New FICO Model Increases Credit Scores

Kelly Cooke
Published Apr 16, 2024

New FICO Model Increases Credit Scores


Your FICO credit score increased and it has nothing to do with any change in your own personal credit situation.
 

Check your Credit Scores for free! by clicking here


The company that maintains the FICO scoring model is making its latest changes to the system and it will have profound impacts on your credit score. The end result will likely be that if you have strong credit, your score will likely increase. However, if your credit is not as good and you have higher debt levels, you will see a drop in your score. Overall, 110 million people will see a change in their credit score of at least 20 points. Here is some more information about the new FICO scoring system so you have some context and can prepare for the upcoming changes.

 

Credit Scores Have Gotten Almost Too Good


The impetus behind the new scoring system changes is the fact that the economic picture in this country has changed since the end of the Great Recession. In general, the creditworthiness of borrowers has improved. Lenders are extending credit at the highest rate since the end of the financial crisis and consumers are taking advantage of this to pile on debt to near-record levels.

As a result, lenders are exposed to the possibility that they can face numerous defaults in the event of a future recession. The amount of loans and debt that are currently open presents a possibility that loan default can sink a bank's balance sheet and cause a rerun of the distress that financial institutions faced one decade ago.

Now, banks want to know that consumers have the ability to be able to pay off all of their debts, and they want a window into the consumer's overall debt picture before they extend credit. As a result, Fair Isaac is incorporating changes into the FICO scoring model. The latest release of the FICO model is trying to separate the stronger borrowers from the weaker ones. If your credit is already strong and you have manageable debt levels, you will likely see your credit score go up as a result.

 

Those with Shaky Credit May See Their Scores Drop Further

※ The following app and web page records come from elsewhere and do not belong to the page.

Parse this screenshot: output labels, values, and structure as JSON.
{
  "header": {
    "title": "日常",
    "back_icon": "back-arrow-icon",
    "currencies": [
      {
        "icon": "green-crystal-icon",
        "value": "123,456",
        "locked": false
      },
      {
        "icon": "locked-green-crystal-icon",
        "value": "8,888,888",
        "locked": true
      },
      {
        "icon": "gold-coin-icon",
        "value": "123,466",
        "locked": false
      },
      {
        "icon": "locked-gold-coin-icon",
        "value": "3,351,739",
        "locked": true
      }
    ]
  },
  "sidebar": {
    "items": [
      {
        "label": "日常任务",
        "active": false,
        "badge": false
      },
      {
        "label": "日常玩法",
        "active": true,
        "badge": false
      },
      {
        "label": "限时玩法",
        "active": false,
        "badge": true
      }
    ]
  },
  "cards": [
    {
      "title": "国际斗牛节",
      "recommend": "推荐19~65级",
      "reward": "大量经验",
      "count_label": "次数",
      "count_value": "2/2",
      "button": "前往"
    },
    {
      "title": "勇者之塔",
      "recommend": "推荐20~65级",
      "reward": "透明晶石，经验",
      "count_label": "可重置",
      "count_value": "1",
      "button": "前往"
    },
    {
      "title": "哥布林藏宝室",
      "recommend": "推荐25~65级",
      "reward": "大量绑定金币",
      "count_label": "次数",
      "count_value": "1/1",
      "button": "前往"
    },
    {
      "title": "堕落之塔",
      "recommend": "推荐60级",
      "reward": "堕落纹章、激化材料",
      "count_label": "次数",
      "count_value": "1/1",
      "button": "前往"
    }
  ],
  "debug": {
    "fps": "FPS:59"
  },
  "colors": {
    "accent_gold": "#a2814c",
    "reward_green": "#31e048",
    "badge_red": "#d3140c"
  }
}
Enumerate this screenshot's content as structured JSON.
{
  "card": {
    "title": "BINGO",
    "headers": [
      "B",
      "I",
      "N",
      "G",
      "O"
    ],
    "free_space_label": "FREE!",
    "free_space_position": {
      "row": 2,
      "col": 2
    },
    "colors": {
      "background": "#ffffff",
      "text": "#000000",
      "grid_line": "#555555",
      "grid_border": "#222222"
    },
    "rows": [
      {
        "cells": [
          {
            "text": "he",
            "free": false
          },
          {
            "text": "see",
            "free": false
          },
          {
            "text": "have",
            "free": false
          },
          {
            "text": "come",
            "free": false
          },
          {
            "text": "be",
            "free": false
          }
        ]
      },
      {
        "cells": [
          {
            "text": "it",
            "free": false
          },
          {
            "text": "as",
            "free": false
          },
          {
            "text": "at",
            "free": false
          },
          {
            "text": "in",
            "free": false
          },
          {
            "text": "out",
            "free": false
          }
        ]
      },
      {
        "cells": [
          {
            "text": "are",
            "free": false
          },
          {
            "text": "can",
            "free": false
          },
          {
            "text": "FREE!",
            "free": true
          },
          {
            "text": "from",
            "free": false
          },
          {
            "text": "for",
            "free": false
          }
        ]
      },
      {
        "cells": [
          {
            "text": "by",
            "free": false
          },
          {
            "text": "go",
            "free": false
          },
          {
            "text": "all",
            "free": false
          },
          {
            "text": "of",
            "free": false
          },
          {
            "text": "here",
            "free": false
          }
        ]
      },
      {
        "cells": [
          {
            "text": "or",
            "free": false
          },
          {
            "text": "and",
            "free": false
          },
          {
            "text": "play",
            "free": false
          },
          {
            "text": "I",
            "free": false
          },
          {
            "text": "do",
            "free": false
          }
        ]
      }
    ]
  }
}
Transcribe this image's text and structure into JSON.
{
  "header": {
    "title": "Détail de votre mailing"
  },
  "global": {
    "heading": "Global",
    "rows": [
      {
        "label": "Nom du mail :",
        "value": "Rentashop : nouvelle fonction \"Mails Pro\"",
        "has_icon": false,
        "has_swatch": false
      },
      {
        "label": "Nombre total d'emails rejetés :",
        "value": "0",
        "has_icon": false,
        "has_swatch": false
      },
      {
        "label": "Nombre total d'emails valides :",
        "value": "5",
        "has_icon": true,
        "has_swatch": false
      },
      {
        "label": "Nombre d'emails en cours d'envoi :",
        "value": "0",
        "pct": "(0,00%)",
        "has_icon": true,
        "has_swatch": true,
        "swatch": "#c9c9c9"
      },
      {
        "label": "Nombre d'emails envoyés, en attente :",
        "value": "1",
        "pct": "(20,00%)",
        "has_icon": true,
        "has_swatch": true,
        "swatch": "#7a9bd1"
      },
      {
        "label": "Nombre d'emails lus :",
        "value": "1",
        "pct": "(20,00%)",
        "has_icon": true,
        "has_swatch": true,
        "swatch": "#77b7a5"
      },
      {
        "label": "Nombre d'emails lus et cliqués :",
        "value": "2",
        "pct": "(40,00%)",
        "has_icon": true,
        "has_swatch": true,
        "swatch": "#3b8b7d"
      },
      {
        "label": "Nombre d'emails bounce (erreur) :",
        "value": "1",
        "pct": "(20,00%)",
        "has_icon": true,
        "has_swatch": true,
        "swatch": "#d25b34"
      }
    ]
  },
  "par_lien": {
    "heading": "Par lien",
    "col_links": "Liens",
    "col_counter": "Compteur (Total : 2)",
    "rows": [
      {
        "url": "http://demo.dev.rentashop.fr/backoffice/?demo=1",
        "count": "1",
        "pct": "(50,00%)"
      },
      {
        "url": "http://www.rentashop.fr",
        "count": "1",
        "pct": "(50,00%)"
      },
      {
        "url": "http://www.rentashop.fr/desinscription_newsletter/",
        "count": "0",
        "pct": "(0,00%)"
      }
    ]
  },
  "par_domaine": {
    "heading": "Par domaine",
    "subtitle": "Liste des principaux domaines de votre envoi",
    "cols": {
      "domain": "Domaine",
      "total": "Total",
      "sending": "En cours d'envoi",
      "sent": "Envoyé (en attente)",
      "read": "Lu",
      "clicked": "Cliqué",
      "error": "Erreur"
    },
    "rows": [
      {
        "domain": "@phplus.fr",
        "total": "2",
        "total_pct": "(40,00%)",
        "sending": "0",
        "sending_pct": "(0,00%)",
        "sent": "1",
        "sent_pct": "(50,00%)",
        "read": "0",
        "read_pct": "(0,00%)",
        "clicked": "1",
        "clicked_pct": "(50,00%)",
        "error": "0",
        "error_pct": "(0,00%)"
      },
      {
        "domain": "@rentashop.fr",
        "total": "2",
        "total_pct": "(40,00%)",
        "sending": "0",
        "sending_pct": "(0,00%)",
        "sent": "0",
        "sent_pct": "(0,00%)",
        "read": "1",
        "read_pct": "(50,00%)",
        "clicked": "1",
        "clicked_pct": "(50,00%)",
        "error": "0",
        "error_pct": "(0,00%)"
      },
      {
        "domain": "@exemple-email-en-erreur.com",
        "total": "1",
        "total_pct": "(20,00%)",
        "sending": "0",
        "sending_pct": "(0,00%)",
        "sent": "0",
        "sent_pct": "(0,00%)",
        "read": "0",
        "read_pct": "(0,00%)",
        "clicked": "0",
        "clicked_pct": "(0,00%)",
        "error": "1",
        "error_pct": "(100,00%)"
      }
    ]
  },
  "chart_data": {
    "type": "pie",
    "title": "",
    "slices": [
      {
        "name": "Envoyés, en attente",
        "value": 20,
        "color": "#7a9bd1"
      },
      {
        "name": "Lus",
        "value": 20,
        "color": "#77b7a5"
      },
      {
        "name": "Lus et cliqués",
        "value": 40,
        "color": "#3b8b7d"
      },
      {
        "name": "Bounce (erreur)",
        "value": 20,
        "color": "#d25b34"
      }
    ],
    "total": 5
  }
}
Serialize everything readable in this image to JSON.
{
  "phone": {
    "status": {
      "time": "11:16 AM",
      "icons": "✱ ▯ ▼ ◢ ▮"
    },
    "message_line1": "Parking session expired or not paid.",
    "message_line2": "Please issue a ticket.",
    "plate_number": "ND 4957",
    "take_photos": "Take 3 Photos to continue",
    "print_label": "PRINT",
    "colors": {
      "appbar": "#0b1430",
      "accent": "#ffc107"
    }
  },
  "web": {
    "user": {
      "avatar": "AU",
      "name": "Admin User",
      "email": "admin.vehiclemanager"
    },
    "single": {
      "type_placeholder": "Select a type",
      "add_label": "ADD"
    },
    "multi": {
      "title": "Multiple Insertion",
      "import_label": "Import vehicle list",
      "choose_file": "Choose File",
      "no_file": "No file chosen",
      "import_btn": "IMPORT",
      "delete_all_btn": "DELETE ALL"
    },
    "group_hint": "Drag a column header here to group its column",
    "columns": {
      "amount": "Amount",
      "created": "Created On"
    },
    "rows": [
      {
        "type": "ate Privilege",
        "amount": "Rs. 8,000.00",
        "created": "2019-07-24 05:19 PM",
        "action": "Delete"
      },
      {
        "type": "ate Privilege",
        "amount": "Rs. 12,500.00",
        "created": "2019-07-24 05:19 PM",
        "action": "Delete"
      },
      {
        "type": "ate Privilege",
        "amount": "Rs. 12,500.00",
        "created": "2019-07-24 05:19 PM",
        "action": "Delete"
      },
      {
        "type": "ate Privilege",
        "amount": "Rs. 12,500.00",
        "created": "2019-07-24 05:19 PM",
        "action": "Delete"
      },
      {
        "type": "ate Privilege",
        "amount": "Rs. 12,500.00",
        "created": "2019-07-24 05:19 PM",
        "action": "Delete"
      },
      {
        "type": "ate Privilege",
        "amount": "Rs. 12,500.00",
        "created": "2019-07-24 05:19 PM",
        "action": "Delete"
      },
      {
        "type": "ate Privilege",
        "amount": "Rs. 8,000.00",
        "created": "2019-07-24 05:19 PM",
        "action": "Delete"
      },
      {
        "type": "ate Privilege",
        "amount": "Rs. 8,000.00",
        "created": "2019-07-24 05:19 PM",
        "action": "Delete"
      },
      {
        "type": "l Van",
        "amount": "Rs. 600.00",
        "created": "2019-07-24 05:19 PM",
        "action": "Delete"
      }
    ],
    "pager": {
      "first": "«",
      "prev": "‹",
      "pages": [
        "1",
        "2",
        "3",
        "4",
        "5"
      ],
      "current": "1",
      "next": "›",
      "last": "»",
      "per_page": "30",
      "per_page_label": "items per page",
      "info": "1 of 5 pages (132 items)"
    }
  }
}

Where the new FICO system will really have an impact is on borrowers who have high debt loads. Currently, the FICO score model looks at a monthly snapshot in time of your debt picture. Now, the FICO score will broaden its look over a larger period of time. In addition, the new score will also look at the types of debt that one has in reaching its score calculation. For example, if you have a riskier type of unsecured loan like a personal loan, it will count against you more than a more conventional type of loan like a mortgage or car loan.

Further, if you are behind on your loan payments or have fallen behind in the past, you will also be more likely to see your score drop. You should count on the new FICO score hitting you harder for things that would have had less of an impact under the current system. Credit scores have gotten more consumer-friendly in recent years and the result has been an overall improvement in credit score. However, this somewhat distorts things for lenders as not everyone is as good in reality as they look on paper. Credit reports in general have become watered down and more consumers end up have their scores inflated whether artificially or otherwise.

These changes will affect borrowers who are seeking credit from those institutions that will use the new FICO system. There are several different FICO credit score methodologies and not all banks and lenders will transition to the newer system. In addition, FICO is not the only scoring system that lenders use. The credit unions themselves promote an alternate scoring methodology called VantageScore that is also used by lenders.

Those who are on the bubble for qualifying for credit under the old system will likely be the most impacted by the future FICO tests. If you believe that you are among the class that could see your scores affected for the worse and you need to obtain a loan, it is best to do so now before the impact of the changes are felt. Nonetheless, the most important thing that you can do is to manage your debt load and continue to make timely payments since there is no substitute for that.
 

Check your SCORE for free!

Related Articles

This Trend Sweeping States Makes Claiming Assets More Timely Than Ever...

A worrying trend is gaining popularity among states.  The trend is this: raising income tax leads to political suicide for politicians. This directly impacts your ability to claim y...

What to do in case of identity theft, especially when done to steal your COVID-19 Stimulus...

Theft Uses The people who steal identities or use already stolen ones have reasons for this, and all of them are a fraud of some manner. The two most common, with the uses of in...

Unclaimed Fund Searches on Steep Rise after Newsweek Piece...

A lot of people out there have heard about unclaimed funds. Though most people have not. In a nutshell, there are times where people are owed money by the government or large corporations. For instance, somet...

The Shocking Reason 36 States Just Filed a Major Lawsuit Against Google...

Over the past few decades, Google has become a major part of public life. "Just Google it" is a phrase you hear regularly, and depending on your electronics, Google might be responsible f...

The Future Onslaught of CBD Oil Class Action Lawsuits...

CBD products have sprung up in large numbers in recent years after they were legalized. CBD is now available in every form imaginable. However, when it comes to this product, legal does not necessarily mean effectiv...

Have You Been an AirBnB Host? This Class-Action Suit Could Be a Windfall!...

If you've hosted for AirBnB, you know how tenuous the process can be. You need to keep track of who is coming and going, screen potential guests, prepare housing for them, ensure payment co...